EXERCISE PROMPT:
The response should be a precise copy of every entry.

DATA RECORDS:
BEGIN

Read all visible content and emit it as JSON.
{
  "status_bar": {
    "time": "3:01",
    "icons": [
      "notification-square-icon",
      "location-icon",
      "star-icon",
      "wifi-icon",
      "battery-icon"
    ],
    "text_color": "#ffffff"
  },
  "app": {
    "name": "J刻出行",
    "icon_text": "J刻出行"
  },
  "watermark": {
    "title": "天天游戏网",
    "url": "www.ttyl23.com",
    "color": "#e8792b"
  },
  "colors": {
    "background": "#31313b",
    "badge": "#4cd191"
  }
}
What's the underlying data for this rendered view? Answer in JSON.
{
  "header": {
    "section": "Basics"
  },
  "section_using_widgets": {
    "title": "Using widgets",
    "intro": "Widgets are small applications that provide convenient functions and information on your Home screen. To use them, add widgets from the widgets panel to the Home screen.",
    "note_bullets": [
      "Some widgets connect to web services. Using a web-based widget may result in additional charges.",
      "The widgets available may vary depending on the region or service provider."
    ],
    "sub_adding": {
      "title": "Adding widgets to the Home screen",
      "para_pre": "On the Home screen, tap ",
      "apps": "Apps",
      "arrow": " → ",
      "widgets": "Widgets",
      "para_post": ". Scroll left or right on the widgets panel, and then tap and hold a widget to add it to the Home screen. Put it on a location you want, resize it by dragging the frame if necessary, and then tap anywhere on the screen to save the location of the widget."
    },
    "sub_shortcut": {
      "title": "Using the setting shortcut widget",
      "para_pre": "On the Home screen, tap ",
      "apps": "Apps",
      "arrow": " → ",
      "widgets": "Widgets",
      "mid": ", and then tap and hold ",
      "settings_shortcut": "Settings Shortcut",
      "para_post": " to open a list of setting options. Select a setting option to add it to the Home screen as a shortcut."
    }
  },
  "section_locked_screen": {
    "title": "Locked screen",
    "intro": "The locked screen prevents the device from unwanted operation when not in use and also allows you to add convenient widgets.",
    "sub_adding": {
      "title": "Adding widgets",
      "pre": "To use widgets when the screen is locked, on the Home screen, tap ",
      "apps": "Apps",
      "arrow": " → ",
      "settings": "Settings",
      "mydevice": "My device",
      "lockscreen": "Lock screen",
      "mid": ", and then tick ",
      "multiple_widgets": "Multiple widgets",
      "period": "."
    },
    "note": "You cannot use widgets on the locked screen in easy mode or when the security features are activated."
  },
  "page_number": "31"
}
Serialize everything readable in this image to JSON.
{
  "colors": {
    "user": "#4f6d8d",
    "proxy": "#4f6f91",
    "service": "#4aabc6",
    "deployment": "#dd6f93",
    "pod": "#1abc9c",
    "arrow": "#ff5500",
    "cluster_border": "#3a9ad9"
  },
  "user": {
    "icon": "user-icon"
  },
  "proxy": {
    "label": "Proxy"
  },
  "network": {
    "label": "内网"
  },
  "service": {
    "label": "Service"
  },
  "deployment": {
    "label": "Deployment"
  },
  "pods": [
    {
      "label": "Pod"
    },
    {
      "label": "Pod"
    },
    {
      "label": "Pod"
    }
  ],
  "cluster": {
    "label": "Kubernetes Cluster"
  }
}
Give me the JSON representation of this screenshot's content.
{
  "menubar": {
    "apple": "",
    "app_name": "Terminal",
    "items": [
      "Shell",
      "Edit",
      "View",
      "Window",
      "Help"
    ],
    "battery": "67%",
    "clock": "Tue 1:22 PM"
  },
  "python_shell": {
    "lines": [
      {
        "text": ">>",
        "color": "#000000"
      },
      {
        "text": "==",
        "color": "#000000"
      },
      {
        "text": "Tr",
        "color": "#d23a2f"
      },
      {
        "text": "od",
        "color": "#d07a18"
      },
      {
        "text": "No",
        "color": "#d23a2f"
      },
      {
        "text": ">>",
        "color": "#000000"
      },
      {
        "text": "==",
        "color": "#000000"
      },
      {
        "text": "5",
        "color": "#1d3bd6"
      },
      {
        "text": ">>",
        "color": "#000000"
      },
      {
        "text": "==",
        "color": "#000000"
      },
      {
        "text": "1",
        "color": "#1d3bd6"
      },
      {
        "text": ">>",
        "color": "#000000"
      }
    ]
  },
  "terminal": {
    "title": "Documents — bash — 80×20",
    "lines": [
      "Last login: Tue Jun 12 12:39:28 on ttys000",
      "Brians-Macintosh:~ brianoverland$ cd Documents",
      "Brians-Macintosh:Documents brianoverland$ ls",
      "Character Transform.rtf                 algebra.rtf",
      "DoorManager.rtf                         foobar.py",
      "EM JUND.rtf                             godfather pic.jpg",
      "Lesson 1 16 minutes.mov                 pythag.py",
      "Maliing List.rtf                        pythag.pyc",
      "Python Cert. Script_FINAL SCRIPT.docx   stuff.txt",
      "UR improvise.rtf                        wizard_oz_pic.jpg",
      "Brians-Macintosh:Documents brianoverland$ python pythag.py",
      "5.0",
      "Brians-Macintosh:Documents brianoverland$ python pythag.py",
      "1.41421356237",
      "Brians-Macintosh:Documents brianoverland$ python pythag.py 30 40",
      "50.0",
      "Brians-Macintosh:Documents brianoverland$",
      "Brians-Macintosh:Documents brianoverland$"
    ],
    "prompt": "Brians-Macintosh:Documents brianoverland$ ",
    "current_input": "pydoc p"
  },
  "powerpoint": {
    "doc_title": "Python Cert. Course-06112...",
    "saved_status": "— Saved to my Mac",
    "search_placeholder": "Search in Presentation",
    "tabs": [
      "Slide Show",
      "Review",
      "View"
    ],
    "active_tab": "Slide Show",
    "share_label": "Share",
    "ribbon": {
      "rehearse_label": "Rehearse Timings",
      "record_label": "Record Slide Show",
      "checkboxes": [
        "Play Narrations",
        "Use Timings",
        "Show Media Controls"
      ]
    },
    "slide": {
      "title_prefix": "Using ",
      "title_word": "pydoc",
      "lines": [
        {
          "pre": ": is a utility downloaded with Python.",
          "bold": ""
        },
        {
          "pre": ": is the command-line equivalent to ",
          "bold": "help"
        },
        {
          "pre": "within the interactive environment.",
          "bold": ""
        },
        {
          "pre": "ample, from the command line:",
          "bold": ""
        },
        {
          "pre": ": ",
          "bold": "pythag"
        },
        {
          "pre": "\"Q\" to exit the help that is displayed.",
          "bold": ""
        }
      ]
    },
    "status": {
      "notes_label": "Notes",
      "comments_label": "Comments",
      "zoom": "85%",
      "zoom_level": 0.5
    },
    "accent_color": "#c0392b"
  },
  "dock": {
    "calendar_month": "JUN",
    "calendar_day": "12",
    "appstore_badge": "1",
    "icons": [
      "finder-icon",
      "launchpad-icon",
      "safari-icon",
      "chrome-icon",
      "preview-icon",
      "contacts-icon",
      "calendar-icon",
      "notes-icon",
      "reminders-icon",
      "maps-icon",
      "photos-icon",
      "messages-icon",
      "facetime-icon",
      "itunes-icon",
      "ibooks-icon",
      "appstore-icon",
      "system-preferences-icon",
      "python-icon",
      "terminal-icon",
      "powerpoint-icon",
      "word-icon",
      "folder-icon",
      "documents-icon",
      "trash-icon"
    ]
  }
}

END

EXERCISE RESULT:
Read all visible content and emit it as JSON.
{
  "status_bar": {
    "time": "3:01",
    "icons": [
      "notification-square-icon",
      "location-icon",
      "star-icon",
      "wifi-icon",
      "battery-icon"
    ],
    "text_color": "#ffffff"
  },
  "app": {
    "name": "J刻出行",
    "icon_text": "J刻出行"
  },
  "watermark": {
    "title": "天天游戏网",
    "url": "www.ttyl23.com",
    "color": "#e8792b"
  },
  "colors": {
    "background": "#31313b",
    "badge": "#4cd191"
  }
}
What's the underlying data for this rendered view? Answer in JSON.
{
  "header": {
    "section": "Basics"
  },
  "section_using_widgets": {
    "title": "Using widgets",
    "intro": "Widgets are small applications that provide convenient functions and information on your Home screen. To use them, add widgets from the widgets panel to the Home screen.",
    "note_bullets": [
      "Some widgets connect to web services. Using a web-based widget may result in additional charges.",
      "The widgets available may vary depending on the region or service provider."
    ],
    "sub_adding": {
      "title": "Adding widgets to the Home screen",
      "para_pre": "On the Home screen, tap ",
      "apps": "Apps",
      "arrow": " → ",
      "widgets": "Widgets",
      "para_post": ". Scroll left or right on the widgets panel, and then tap and hold a widget to add it to the Home screen. Put it on a location you want, resize it by dragging the frame if necessary, and then tap anywhere on the screen to save the location of the widget."
    },
    "sub_shortcut": {
      "title": "Using the setting shortcut widget",
      "para_pre": "On the Home screen, tap ",
      "apps": "Apps",
      "arrow": " → ",
      "widgets": "Widgets",
      "mid": ", and then tap and hold ",
      "settings_shortcut": "Settings Shortcut",
      "para_post": " to open a list of setting options. Select a setting option to add it to the Home screen as a shortcut."
    }
  },
  "section_locked_screen": {
    "title": "Locked screen",
    "intro": "The locked screen prevents the device from unwanted operation when not in use and also allows you to add convenient widgets.",
    "sub_adding": {
      "title": "Adding widgets",
      "pre": "To use widgets when the screen is locked, on the Home screen, tap ",
      "apps": "Apps",
      "arrow": " → ",
      "settings": "Settings",
      "mydevice": "My device",
      "lockscreen": "Lock screen",
      "mid": ", and then tick ",
      "multiple_widgets": "Multiple widgets",
      "period": "."
    },
    "note": "You cannot use widgets on the locked screen in easy mode or when the security features are activated."
  },
  "page_number": "31"
}
Serialize everything readable in this image to JSON.
{
  "colors": {
    "user": "#4f6d8d",
    "proxy": "#4f6f91",
    "service": "#4aabc6",
    "deployment": "#dd6f93",
    "pod": "#1abc9c",
    "arrow": "#ff5500",
    "cluster_border": "#3a9ad9"
  },
  "user": {
    "icon": "user-icon"
  },
  "proxy": {
    "label": "Proxy"
  },
  "network": {
    "label": "内网"
  },
  "service": {
    "label": "Service"
  },
  "deployment": {
    "label": "Deployment"
  },
  "pods": [
    {
      "label": "Pod"
    },
    {
      "label": "Pod"
    },
    {
      "label": "Pod"
    }
  ],
  "cluster": {
    "label": "Kubernetes Cluster"
  }
}
Give me the JSON representation of this screenshot's content.
{
  "menubar": {
    "apple": "",
    "app_name": "Terminal",
    "items": [
      "Shell",
      "Edit",
      "View",
      "Window",
      "Help"
    ],
    "battery": "67%",
    "clock": "Tue 1:22 PM"
  },
  "python_shell": {
    "lines": [
      {
        "text": ">>",
        "color": "#000000"
      },
      {
        "text": "==",
        "color": "#000000"
      },
      {
        "text": "Tr",
        "color": "#d23a2f"
      },
      {
        "text": "od",
        "color": "#d07a18"
      },
      {
        "text": "No",
        "color": "#d23a2f"
      },
      {
        "text": ">>",
        "color": "#000000"
      },
      {
        "text": "==",
        "color": "#000000"
      },
      {
        "text": "5",
        "color": "#1d3bd6"
      },
      {
        "text": ">>",
        "color": "#000000"
      },
      {
        "text": "==",
        "color": "#000000"
      },
      {
        "text": "1",
        "color": "#1d3bd6"
      },
      {
        "text": ">>",
        "color": "#000000"
      }
    ]
  },
  "terminal": {
    "title": "Documents — bash — 80×20",
    "lines": [
      "Last login: Tue Jun 12 12:39:28 on ttys000",
      "Brians-Macintosh:~ brianoverland$ cd Documents",
      "Brians-Macintosh:Documents brianoverland$ ls",
      "Character Transform.rtf                 algebra.rtf",
      "DoorManager.rtf                         foobar.py",
      "EM JUND.rtf                             godfather pic.jpg",
      "Lesson 1 16 minutes.mov                 pythag.py",
      "Maliing List.rtf                        pythag.pyc",
      "Python Cert. Script_FINAL SCRIPT.docx   stuff.txt",
      "UR improvise.rtf                        wizard_oz_pic.jpg",
      "Brians-Macintosh:Documents brianoverland$ python pythag.py",
      "5.0",
      "Brians-Macintosh:Documents brianoverland$ python pythag.py",
      "1.41421356237",
      "Brians-Macintosh:Documents brianoverland$ python pythag.py 30 40",
      "50.0",
      "Brians-Macintosh:Documents brianoverland$",
      "Brians-Macintosh:Documents brianoverland$"
    ],
    "prompt": "Brians-Macintosh:Documents brianoverland$ ",
    "current_input": "pydoc p"
  },
  "powerpoint": {
    "doc_title": "Python Cert. Course-06112...",
    "saved_status": "— Saved to my Mac",
    "search_placeholder": "Search in Presentation",
    "tabs": [
      "Slide Show",
      "Review",
      "View"
    ],
    "active_tab": "Slide Show",
    "share_label": "Share",
    "ribbon": {
      "rehearse_label": "Rehearse Timings",
      "record_label": "Record Slide Show",
      "checkboxes": [
        "Play Narrations",
        "Use Timings",
        "Show Media Controls"
      ]
    },
    "slide": {
      "title_prefix": "Using ",
      "title_word": "pydoc",
      "lines": [
        {
          "pre": ": is a utility downloaded with Python.",
          "bold": ""
        },
        {
          "pre": ": is the command-line equivalent to ",
          "bold": "help"
        },
        {
          "pre": "within the interactive environment.",
          "bold": ""
        },
        {
          "pre": "ample, from the command line:",
          "bold": ""
        },
        {
          "pre": ": ",
          "bold": "pythag"
        },
        {
          "pre": "\"Q\" to exit the help that is displayed.",
          "bold": ""
        }
      ]
    },
    "status": {
      "notes_label": "Notes",
      "comments_label": "Comments",
      "zoom": "85%",
      "zoom_level": 0.5
    },
    "accent_color": "#c0392b"
  },
  "dock": {
    "calendar_month": "JUN",
    "calendar_day": "12",
    "appstore_badge": "1",
    "icons": [
      "finder-icon",
      "launchpad-icon",
      "safari-icon",
      "chrome-icon",
      "preview-icon",
      "contacts-icon",
      "calendar-icon",
      "notes-icon",
      "reminders-icon",
      "maps-icon",
      "photos-icon",
      "messages-icon",
      "facetime-icon",
      "itunes-icon",
      "ibooks-icon",
      "appstore-icon",
      "system-preferences-icon",
      "python-icon",
      "terminal-icon",
      "powerpoint-icon",
      "word-icon",
      "folder-icon",
      "documents-icon",
      "trash-icon"
    ]
  }
}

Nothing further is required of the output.